TIT FOR TAT

“I’m not going to Sid’s funeral, he won’t be coming to mine.”

#431

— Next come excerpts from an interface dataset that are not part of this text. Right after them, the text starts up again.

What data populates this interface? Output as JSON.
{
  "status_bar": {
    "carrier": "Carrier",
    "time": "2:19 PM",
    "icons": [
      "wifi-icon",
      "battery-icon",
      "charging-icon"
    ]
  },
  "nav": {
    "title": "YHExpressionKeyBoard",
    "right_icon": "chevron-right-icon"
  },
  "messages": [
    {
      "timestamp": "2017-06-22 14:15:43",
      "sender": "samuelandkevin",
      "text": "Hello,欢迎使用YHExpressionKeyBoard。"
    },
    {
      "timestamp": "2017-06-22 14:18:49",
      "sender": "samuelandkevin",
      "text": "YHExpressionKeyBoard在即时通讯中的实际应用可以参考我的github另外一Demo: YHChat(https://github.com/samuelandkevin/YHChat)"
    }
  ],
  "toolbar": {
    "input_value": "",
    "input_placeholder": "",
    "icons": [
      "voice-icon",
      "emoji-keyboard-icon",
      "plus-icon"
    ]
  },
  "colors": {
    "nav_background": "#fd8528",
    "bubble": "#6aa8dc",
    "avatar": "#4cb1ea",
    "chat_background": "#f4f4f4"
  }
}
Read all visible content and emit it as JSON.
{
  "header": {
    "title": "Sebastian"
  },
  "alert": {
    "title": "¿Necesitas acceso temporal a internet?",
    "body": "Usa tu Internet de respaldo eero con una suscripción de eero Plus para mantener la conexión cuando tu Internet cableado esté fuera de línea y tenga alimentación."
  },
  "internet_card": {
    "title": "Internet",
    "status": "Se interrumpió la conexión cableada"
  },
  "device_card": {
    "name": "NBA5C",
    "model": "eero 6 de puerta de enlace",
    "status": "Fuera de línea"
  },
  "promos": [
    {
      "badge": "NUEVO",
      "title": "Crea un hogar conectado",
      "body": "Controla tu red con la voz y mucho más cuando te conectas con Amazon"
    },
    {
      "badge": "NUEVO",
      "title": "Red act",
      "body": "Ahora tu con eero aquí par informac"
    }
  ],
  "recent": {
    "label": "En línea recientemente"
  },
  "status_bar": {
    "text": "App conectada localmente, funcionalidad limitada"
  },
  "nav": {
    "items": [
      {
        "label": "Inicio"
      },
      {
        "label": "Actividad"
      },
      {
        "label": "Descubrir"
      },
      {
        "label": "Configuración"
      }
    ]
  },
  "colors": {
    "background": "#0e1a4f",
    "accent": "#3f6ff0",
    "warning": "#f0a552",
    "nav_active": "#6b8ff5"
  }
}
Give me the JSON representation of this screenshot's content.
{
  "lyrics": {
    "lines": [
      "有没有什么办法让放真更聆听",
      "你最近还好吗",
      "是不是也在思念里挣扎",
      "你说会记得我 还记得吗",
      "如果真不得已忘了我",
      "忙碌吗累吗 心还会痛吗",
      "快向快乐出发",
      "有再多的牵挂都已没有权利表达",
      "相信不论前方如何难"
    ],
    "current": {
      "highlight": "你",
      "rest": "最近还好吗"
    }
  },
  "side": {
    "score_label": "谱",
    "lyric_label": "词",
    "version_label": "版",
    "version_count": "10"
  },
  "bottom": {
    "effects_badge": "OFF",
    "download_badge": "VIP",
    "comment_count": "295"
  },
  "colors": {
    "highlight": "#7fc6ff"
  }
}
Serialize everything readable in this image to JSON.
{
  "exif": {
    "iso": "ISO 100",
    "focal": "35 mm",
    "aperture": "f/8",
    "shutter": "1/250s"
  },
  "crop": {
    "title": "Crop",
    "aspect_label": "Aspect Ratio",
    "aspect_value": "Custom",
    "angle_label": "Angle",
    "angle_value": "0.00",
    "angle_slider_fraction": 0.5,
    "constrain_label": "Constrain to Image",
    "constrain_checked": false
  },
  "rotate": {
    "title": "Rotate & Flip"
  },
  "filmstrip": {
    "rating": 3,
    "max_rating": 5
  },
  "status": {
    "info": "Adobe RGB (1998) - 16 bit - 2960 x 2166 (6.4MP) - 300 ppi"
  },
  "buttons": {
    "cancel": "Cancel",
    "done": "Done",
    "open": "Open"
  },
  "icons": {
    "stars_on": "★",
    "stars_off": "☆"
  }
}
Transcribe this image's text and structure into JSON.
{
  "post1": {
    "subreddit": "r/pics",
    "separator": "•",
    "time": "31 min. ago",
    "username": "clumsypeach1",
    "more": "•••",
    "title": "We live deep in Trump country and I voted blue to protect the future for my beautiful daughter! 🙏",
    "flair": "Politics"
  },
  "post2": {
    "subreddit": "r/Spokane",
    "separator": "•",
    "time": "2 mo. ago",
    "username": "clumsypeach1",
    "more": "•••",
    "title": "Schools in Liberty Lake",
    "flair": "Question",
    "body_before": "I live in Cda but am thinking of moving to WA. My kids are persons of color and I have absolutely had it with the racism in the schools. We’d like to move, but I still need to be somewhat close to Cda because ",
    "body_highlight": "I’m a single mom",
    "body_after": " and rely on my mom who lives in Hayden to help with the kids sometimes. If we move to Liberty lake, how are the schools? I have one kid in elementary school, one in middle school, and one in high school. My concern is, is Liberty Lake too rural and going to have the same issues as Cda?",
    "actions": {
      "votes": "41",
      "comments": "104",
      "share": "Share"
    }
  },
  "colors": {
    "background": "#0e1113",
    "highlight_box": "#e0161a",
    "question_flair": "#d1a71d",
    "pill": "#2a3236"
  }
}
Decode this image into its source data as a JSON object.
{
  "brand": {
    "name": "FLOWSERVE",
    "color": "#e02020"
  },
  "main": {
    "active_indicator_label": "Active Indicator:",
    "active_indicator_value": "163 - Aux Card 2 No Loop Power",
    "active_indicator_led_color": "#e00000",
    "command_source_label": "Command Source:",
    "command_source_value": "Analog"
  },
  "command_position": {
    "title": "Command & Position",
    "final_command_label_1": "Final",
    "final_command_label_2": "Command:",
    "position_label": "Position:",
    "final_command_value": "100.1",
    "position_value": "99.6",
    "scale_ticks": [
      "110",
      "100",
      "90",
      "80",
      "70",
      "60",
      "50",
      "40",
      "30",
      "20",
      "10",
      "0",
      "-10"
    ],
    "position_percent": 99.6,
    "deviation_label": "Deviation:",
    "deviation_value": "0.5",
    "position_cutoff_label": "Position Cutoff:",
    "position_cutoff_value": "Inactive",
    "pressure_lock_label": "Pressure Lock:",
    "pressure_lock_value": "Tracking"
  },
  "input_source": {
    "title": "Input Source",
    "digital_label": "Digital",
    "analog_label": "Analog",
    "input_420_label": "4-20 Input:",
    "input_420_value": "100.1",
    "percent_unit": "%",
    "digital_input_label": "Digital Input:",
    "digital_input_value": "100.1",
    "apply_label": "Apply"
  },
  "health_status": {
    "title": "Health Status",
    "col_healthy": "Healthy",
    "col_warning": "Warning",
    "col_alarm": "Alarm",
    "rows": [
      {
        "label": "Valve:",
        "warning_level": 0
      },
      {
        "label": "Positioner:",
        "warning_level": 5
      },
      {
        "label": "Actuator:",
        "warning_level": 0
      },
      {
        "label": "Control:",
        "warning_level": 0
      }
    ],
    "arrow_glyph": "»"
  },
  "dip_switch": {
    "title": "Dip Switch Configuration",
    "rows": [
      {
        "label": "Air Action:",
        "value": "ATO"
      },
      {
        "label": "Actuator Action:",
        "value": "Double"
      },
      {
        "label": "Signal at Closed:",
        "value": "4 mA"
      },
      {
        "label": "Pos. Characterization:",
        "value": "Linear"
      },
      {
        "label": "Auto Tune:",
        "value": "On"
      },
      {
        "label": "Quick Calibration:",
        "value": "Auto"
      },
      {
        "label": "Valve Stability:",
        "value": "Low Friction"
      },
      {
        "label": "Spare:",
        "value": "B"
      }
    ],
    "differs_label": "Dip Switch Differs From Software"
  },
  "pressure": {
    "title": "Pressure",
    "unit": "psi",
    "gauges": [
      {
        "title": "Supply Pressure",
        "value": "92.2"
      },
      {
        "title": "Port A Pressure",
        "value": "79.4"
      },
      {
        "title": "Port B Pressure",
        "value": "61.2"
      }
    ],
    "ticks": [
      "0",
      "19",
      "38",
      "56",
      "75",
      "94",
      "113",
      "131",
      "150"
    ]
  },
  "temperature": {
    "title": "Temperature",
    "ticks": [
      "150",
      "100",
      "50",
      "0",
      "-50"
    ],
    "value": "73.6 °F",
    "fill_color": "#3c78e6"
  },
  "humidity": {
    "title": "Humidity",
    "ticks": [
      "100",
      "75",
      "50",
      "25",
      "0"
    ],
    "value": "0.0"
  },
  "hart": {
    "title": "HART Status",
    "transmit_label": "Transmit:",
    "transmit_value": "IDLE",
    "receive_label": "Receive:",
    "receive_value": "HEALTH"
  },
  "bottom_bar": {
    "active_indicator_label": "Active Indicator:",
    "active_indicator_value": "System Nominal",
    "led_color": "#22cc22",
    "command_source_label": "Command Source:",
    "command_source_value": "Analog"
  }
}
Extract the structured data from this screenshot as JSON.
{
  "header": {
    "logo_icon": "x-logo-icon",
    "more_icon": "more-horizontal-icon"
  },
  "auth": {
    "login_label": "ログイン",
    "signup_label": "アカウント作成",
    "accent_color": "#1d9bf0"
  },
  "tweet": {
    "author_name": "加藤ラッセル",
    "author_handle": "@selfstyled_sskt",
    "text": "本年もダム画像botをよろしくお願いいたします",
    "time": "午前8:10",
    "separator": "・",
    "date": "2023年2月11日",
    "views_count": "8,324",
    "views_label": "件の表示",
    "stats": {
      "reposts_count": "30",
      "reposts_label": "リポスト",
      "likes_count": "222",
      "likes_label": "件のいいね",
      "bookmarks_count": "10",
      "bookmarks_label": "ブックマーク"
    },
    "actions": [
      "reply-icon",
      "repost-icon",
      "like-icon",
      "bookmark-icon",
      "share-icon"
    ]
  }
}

Nelson McCausland is on the radio , wittering on in the lugubrious ,disingenuous, deliberately measured way he sometimes does , speaking slowly as if to add extra weight to his pontifications, or possibly because he imagines, mistakenly, that his words carry some weight. He appears to be dragged onto the airwaves almost daily to rail tiresomely about some latest republican affront.This time it is Michelle O’Neill the Sinn Fein leader who has annoyed him ,appearing to commemorate some dead republicans at a remembrance ceremony in memory of their deliberate killing by a large number of the SAS in a covert operation, some thirty years ago.
The dead had to be some mothers’ sons.
The Sinn Fein leader has said she was proud of her republican cohorts in the past and this upset Mr McCausland and any supporters he might have .You might imagine that there would be no great surprise that one Irish republican might be proud of other Irish republicans ,but Mr McCausland seems shocked , even after his party has shared power with the same republicans for many years and are still positively aching to get their arses back into power with them on those same seats again .To hear him you’d imagine that Mr Mc Causland was unaware of the conflict that had ended some twenty years ago and the actual causes of that conflict. To hear him, you ‘d imagine that the dead should be simply erases from memory.
How does he imagine we have arrived at this point , with people across society of every stripe, remembering their dead brothers, sons and husbands? You wouldn’t need to believe in the rights or wrongs to understand that the familial dead will be remembered with fondness. Even the most horrendous criminals will be remembered fondly by their friends and family. In any case ,in Norneverland , the past is remembered with an obsessiveness which borders on OCD. War memorials to the British army , rather than Peace memorials ,bedeck every town and each year the sons and husbands of men who in the past had gone off to kill or be killed are routinely remembered with much ceremony. Little thought is given to who they might have killed in foreign lands or nearer home and the actual “rights or wrongs” of their actions. The war-dead from African or Indian campaigns of the 19th century are remembered .The Boers, the Japanese and the Germans all feature in these conflicts but it is not the dead of those places who are being remembered .That chore will be left to their own kinfolk , whoever and wherever they might be . In 1943 Italy changed sides in World War 2 and became an ally rather than an enemy within a month, so who knows who or how they might be remembered.
One thing is sure, that when the British Army is remembered here , mostly by only one section of the community , they could do no wrong. Poppies continue to be sold annually by the British Legion , ostensibly for the dead of World War 1, but in reality for every dead british soldier .There will be no mention of the deaths they were responsible for while they “policed” the various conflicts. There will be no mention of the murders abroad or the dark collusions they made with the murdering criminals within loyalism , the RUC , the B-Specials and within their own ranks ,whom they supplied with armaments, information, succour and alibis .There will be no mention of the many deaths of ordinary folk with no connection to any kind of army or organisation and the files that were deliberately lost or destroyed to cover up their iniquities.
Besides all of that ,on a more localised level, the commemoration of conflict stretches back in an unbroken line for hundreds of years, to the Plantation of Ulster and earlier and is exemplified and marked in thousands of mostly Orange Order marches and bonfire fests throughout the Marching Season which denigrates one section, the Nationalists , (virtually half of the community) on an annual basis. There is talk of these being “traditional “festivities but only one section of the community can ever see it in such a way when it walks on the graves of their families and their ancestors and its banners remember their enemies.
As for Nelson McCausland…he need to take a closer look at why he thinks it is right for this annual behaviour to happen and why if he thinks it should continue forever ,there might not be an equivalence on the republican side of the argument.